wpconfig content


Once you have selected the database, all the tables that are contained in your WordPress database will be listed. Below is an example of the core WordPress tables, however, your database may contain more than are shown below. Before you can restore your WordPress database you must first remove all the existing tables.


php admin tables



To remove all your existing tables select the “Check All” option and then “Drop” from the pull-down.


php admin drop tables


You will be prompted to make sure you want to execute the query. Clicking “yes” will delete (drop) all the tables in your WordPress database.


phpadmin drop table prompt


After the query has completed you should have an empty database that will look like the example below.

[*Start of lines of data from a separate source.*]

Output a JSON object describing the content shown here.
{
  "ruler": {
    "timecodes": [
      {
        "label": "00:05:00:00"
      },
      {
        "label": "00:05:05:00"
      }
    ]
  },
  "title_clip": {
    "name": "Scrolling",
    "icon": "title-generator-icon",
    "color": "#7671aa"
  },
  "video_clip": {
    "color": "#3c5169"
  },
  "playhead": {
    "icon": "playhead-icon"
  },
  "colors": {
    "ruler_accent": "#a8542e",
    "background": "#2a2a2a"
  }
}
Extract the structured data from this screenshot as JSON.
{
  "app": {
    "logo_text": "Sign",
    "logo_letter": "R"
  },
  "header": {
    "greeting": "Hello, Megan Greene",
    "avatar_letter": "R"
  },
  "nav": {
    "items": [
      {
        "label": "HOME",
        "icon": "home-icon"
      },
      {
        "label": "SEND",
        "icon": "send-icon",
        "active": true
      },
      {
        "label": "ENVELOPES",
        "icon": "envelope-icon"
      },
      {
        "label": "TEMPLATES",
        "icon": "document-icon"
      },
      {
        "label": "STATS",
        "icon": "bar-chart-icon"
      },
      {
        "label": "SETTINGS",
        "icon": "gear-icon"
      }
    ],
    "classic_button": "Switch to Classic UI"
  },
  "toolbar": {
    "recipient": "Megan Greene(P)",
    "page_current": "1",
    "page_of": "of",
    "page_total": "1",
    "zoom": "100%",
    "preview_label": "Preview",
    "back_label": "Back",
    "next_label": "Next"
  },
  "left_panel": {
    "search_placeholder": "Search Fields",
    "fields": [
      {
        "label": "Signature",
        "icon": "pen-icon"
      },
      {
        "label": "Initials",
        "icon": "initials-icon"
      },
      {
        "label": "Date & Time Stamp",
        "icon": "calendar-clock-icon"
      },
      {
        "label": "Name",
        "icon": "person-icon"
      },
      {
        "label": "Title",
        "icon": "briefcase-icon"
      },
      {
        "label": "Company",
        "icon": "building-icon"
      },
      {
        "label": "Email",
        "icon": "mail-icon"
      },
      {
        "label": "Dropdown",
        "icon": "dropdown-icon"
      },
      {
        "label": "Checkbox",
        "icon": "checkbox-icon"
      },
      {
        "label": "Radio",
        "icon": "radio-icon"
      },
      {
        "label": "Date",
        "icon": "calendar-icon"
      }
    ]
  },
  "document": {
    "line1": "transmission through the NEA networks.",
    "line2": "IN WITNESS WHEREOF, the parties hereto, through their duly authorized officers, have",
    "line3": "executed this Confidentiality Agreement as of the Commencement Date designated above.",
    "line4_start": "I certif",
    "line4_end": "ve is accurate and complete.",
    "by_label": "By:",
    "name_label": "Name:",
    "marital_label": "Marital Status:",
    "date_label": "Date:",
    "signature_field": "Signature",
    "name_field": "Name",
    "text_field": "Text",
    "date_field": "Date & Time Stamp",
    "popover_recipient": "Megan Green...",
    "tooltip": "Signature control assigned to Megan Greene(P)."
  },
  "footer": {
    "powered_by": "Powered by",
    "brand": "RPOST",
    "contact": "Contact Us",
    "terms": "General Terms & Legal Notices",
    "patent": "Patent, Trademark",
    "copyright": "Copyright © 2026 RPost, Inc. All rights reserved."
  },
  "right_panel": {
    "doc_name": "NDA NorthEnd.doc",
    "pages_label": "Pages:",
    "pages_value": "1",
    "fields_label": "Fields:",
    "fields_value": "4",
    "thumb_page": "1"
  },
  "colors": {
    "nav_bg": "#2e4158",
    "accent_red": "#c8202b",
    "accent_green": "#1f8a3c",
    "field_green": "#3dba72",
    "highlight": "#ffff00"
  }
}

php admin empty database


Step 4: Importing Your Database

The last step is to import your database using phpMyAdmin. phpMyAdmin makes this very easy for us by providing an "import" option but there are file size restrictions that may make it necessary to import each SQL file separately.  Next we will outline how to combine all your WPBackItUp SQL files into one file but first lets review how to use the import feature in phpMyAdmin.


To begin,  select the “import” link at the top of the page. The import page (shown below) will allow you to upload all of the SQL files we identified in step 2.


phpmyadmin import



Click the “Choose File” button and navigate to the first SQL file. In our example we will use a file named "db-backup.sql". If you have created a manual database backup then you may only have one SQL file, which may also be selected. Below you can see that the "db-backup.sql" file has been selected.


phpmyadmin import db



Leaving all the other options set to their defaults, click the “Go” button. Your database backup will be uploaded and imported, restoring your database to its backed up state. If everything goes as expected you should see the success message as shown below.


phpmyadmin import success


This step must be performed for every SQL file contained in your backup.  It is extremely important that you import all the "-0.sql"  files first because they contain the SQL statements needed to create the tables.  All of the other SQL files only contain data.


Please take note of the upload file size limitations shown below. This may prevent you from importing large SQL files.


phpmyadmin upload limit


To work around this phpMyAdmin limitation, you may compress your SQL file using a gzip, bzip2, or zip file using a compression utility. The compressed file may be uploaded as outlined above.


Step 5: Merging the SQL files

If you have a small database and would like to combine all your SQL files into a single file, then this may be accomplished with a text editor or from a command line.  To do this using windows, open up a command window and navigate to the folder that contains all your SQL files. Enter the command below and all the files containing a ".sql" extension will be combined into a single file named "db-backup.merge".

   

copy /b *.sql db-backup.merge

   

* There are similar commands for Mac and Linux platforms.


If this is performed correctly you should see a list of all your SQL files followed by " 1 file(s) copied".  




You should also see a new file named "db-backup.merge".   Following the instructions in the step above, import the "db-backup.merge" file and your entire database will be restored.  Please note that there are phpMyAdmin file size limitations that may prevent this but you will see an error message when this occurs.  



Step 6: Validating the Restore

The last step is to make sure your WordPress database was restored properly. To perform this step simply click on the “Structure” Link at the top of the page. If everything went well you should see the following tables listed. There may be more tables than what is shown below but there will never be less.


phpmyadmin validate import




Step 7: Feedback

If you found this post helpful click "Yes" below or let us know via www.wpbackitup.com/contact. We love hearing from customers.